#### WHAT THIS TASK INVOLVES
Your copy should repeat each record below exactly and contain no images.

---- INPUT FOR THIS TASK

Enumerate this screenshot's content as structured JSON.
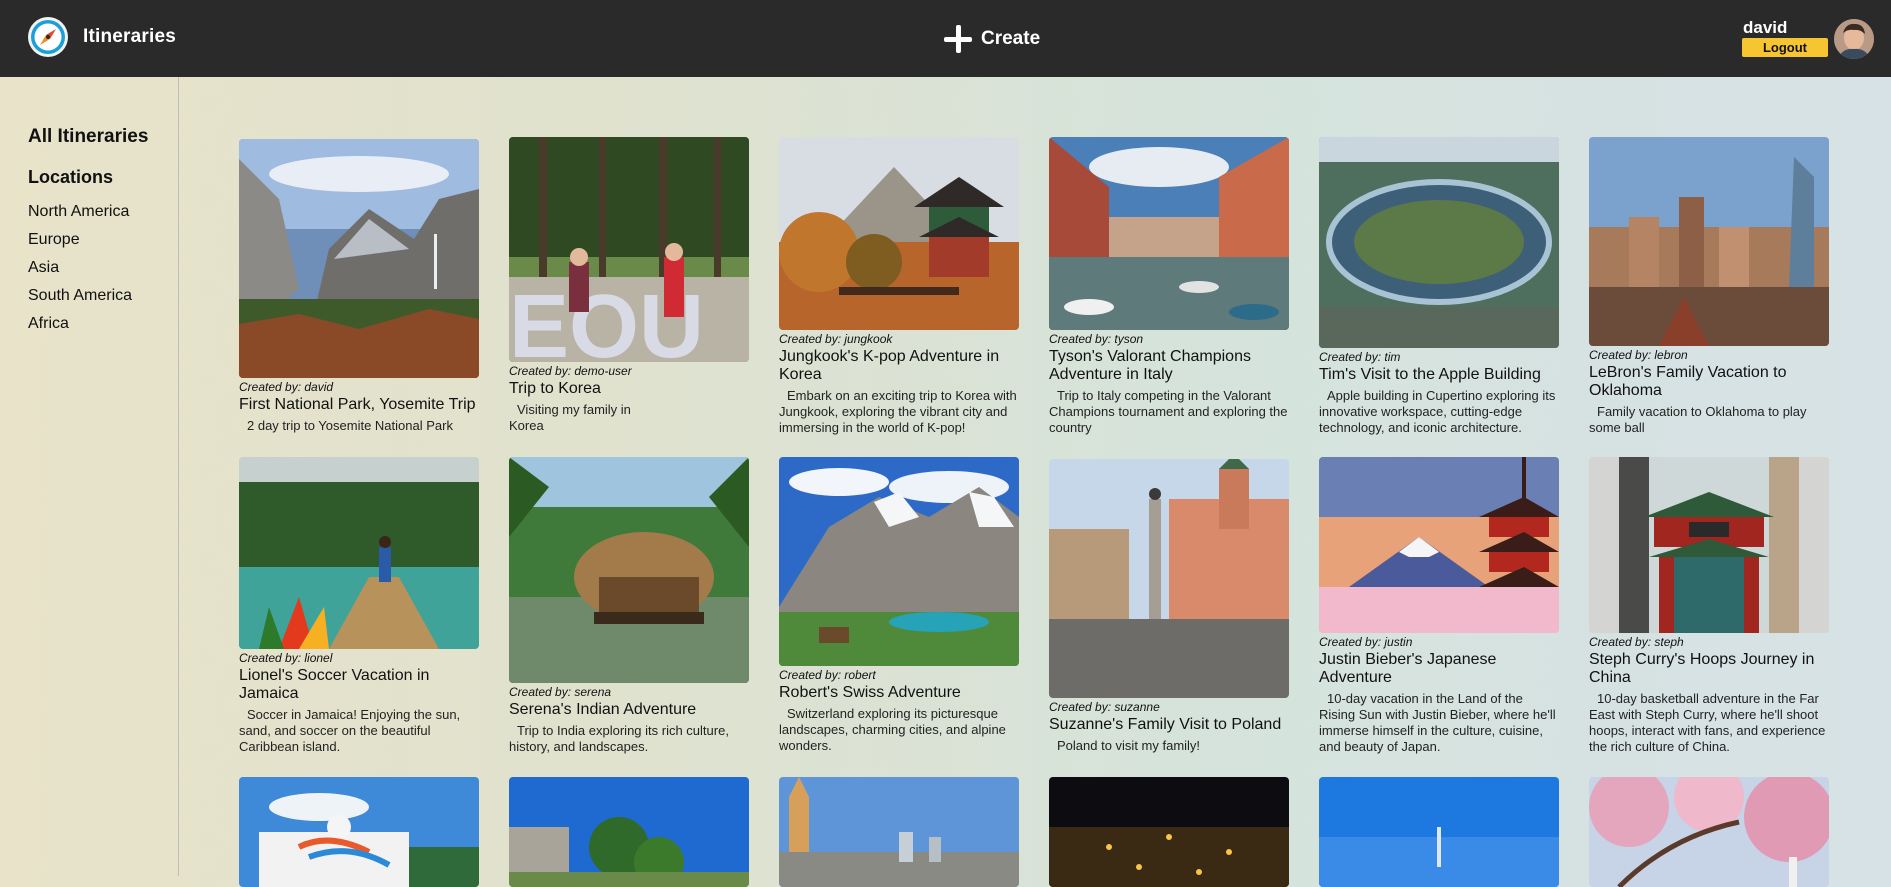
{
  "header": {
    "app_title": "Itineraries",
    "create_label": "Create",
    "user_name": "david",
    "logout_label": "Logout"
  },
  "sidebar": {
    "all_label": "All Itineraries",
    "locations_heading": "Locations",
    "items": [
      "North America",
      "Europe",
      "Asia",
      "South America",
      "Africa"
    ]
  },
  "cards": [
    {
      "created_by": "Created by: david",
      "title": "First National Park, Yosemite Trip",
      "description": "2 day trip to Yosemite National Park",
      "image": "yosemite-valley-photo"
    },
    {
      "created_by": "Created by: demo-user",
      "title": "Trip to Korea",
      "description": "Visiting my family in Korea",
      "image": "korea-park-photo"
    },
    {
      "created_by": "Created by: jungkook",
      "title": "Jungkook's K-pop Adventure in Korea",
      "description": "Embark on an exciting trip to Korea with Jungkook, exploring the vibrant city and immersing in the world of K-pop!",
      "image": "korean-pavilion-photo"
    },
    {
      "created_by": "Created by: tyson",
      "title": "Tyson's Valorant Champions Adventure in Italy",
      "description": "Trip to Italy competing in the Valorant Champions tournament and exploring the country",
      "image": "venice-canal-photo"
    },
    {
      "created_by": "Created by: tim",
      "title": "Tim's Visit to the Apple Building",
      "description": "Apple building in Cupertino exploring its innovative workspace, cutting-edge technology, and iconic architecture.",
      "image": "apple-park-photo"
    },
    {
      "created_by": "Created by: lebron",
      "title": "LeBron's Family Vacation to Oklahoma",
      "description": "Family vacation to Oklahoma to play some ball",
      "image": "oklahoma-city-photo"
    },
    {
      "created_by": "Created by: lionel",
      "title": "Lionel's Soccer Vacation in Jamaica",
      "description": "Soccer in Jamaica! Enjoying the sun, sand, and soccer on the beautiful Caribbean island.",
      "image": "jamaica-raft-photo"
    },
    {
      "created_by": "Created by: serena",
      "title": "Serena's Indian Adventure",
      "description": "Trip to India exploring its rich culture, history, and landscapes.",
      "image": "kerala-houseboat-photo"
    },
    {
      "created_by": "Created by: robert",
      "title": "Robert's Swiss Adventure",
      "description": "Switzerland exploring its picturesque landscapes, charming cities, and alpine wonders.",
      "image": "swiss-alps-photo"
    },
    {
      "created_by": "Created by: suzanne",
      "title": "Suzanne's Family Visit to Poland",
      "description": "Poland to visit my family!",
      "image": "warsaw-square-photo"
    },
    {
      "created_by": "Created by: justin",
      "title": "Justin Bieber's Japanese Adventure",
      "description": "10-day vacation in the Land of the Rising Sun with Justin Bieber, where he'll immerse himself in the culture, cuisine, and beauty of Japan.",
      "image": "mount-fuji-pagoda-photo"
    },
    {
      "created_by": "Created by: steph",
      "title": "Steph Curry's Hoops Journey in China",
      "description": "10-day basketball adventure in the Far East with Steph Curry, where he'll shoot hoops, interact with fans, and experience the rich culture of China.",
      "image": "chinatown-gate-photo"
    },
    {
      "image": "cruise-ship-photo"
    },
    {
      "image": "tropical-ruins-photo"
    },
    {
      "image": "colonial-city-photo"
    },
    {
      "image": "city-night-photo"
    },
    {
      "image": "blue-sky-photo"
    },
    {
      "image": "cherry-blossom-photo"
    }
  ]
}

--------

#### RESULT
Enumerate this screenshot's content as structured JSON.
{
  "header": {
    "app_title": "Itineraries",
    "create_label": "Create",
    "user_name": "david",
    "logout_label": "Logout"
  },
  "sidebar": {
    "all_label": "All Itineraries",
    "locations_heading": "Locations",
    "items": [
      "North America",
      "Europe",
      "Asia",
      "South America",
      "Africa"
    ]
  },
  "cards": [
    {
      "created_by": "Created by: david",
      "title": "First National Park, Yosemite Trip",
      "description": "2 day trip to Yosemite National Park",
      "image": "yosemite-valley-photo"
    },
    {
      "created_by": "Created by: demo-user",
      "title": "Trip to Korea",
      "description": "Visiting my family in Korea",
      "image": "korea-park-photo"
    },
    {
      "created_by": "Created by: jungkook",
      "title": "Jungkook's K-pop Adventure in Korea",
      "description": "Embark on an exciting trip to Korea with Jungkook, exploring the vibrant city and immersing in the world of K-pop!",
      "image": "korean-pavilion-photo"
    },
    {
      "created_by": "Created by: tyson",
      "title": "Tyson's Valorant Champions Adventure in Italy",
      "description": "Trip to Italy competing in the Valorant Champions tournament and exploring the country",
      "image": "venice-canal-photo"
    },
    {
      "created_by": "Created by: tim",
      "title": "Tim's Visit to the Apple Building",
      "description": "Apple building in Cupertino exploring its innovative workspace, cutting-edge technology, and iconic architecture.",
      "image": "apple-park-photo"
    },
    {
      "created_by": "Created by: lebron",
      "title": "LeBron's Family Vacation to Oklahoma",
      "description": "Family vacation to Oklahoma to play some ball",
      "image": "oklahoma-city-photo"
    },
    {
      "created_by": "Created by: lionel",
      "title": "Lionel's Soccer Vacation in Jamaica",
      "description": "Soccer in Jamaica! Enjoying the sun, sand, and soccer on the beautiful Caribbean island.",
      "image": "jamaica-raft-photo"
    },
    {
      "created_by": "Created by: serena",
      "title": "Serena's Indian Adventure",
      "description": "Trip to India exploring its rich culture, history, and landscapes.",
      "image": "kerala-houseboat-photo"
    },
    {
      "created_by": "Created by: robert",
      "title": "Robert's Swiss Adventure",
      "description": "Switzerland exploring its picturesque landscapes, charming cities, and alpine wonders.",
      "image": "swiss-alps-photo"
    },
    {
      "created_by": "Created by: suzanne",
      "title": "Suzanne's Family Visit to Poland",
      "description": "Poland to visit my family!",
      "image": "warsaw-square-photo"
    },
    {
      "created_by": "Created by: justin",
      "title": "Justin Bieber's Japanese Adventure",
      "description": "10-day vacation in the Land of the Rising Sun with Justin Bieber, where he'll immerse himself in the culture, cuisine, and beauty of Japan.",
      "image": "mount-fuji-pagoda-photo"
    },
    {
      "created_by": "Created by: steph",
      "title": "Steph Curry's Hoops Journey in China",
      "description": "10-day basketball adventure in the Far East with Steph Curry, where he'll shoot hoops, interact with fans, and experience the rich culture of China.",
      "image": "chinatown-gate-photo"
    },
    {
      "image": "cruise-ship-photo"
    },
    {
      "image": "tropical-ruins-photo"
    },
    {
      "image": "colonial-city-photo"
    },
    {
      "image": "city-night-photo"
    },
    {
      "image": "blue-sky-photo"
    },
    {
      "image": "cherry-blossom-photo"
    }
  ]
}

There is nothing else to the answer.